  • R.C. taught me that not everyone deserves a second chance, and that very few ever deserve a third one. When somebody continually reverts to old, toxic ways, and lashes out at others frequently to combat their own shortcomings, they are not worth knowing.
  • M.L. taught me to never again allow my need to avoid hurting others’ feelings get in the way of my own peace of mind and emotional health. Some people’s feelings needn’t be spared, especially when they fail to live up to the promises they make and the strengths they claim to possess.
  • J.A. taught me that few people ever change, and those that do rarely change much; petty at the age of eleven means petty at the age of forty. He also taught me that when it is necessary to tiptoe through a minefield in order to keep from setting off somebody whose entire worldview is essentially a house of cards, it’s a waste of time and energy. Friends should be able to be completely honest and say what they will to one another. Friend should be able to disagree.
  • L.Y. taught me to recognize a lost cause when I see it, and to avoid getting entangled in their pathetic web of self-fulfilling prophecy and predestined failure. When someone asks for advice, and then refuses to take it or gets offended by it, then they really do not want help, they want validation. Validation must be earned.
  • C.M. taught me that it’s not always necessary to be nice or even respectful to someone. Respect is a mutual thing, and when the other party is unwilling or unable to take the hint that you wish to be left alone, they are no longer worthy of your respect, and should be treated tersely and frigidly. This is because there is absolutely no other way to get your message across; a polite request has failed to do the trick.
  • S.O. taught me to never again give a tyrant authority over me, and to thoroughly vet those to whom you would surrender power.

A Mission Statement of Sorts

All of this leads me to a newfound purpose for this site. I’ll occasionally post comedy, as the whim strikes me; when that happens, my focus will be positivity, not insults. But I am going to be reviewing the content that I feel is below my personal standards, and removing it from the site. Furthermore, I am going to be using this site as a personal blog, focusing of self-improvement of all kinds. I feel that making myself publicly accountable will only further cement my dedication to achieving my goals, and never settling for less than a lifelong pursuit of self-improvement.

Thank you for joining me on this journey.
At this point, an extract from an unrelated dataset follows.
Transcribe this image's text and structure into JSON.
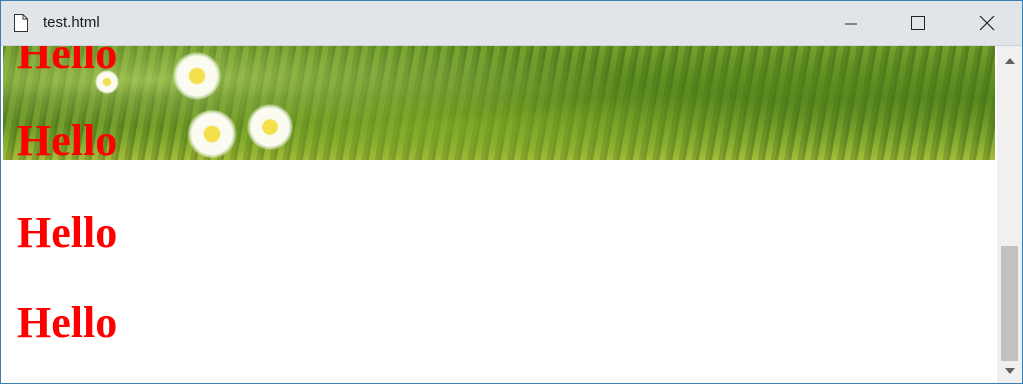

I cannot promise regular content, but I can promise that what I do share will be in the best interests of myself and others.

About the Author

Tom Cash

Hi! I’m Tom. I am on a journey of constant self-improvement, and I’m thankful that you’ve chosen to join me. I’d love to hear from you.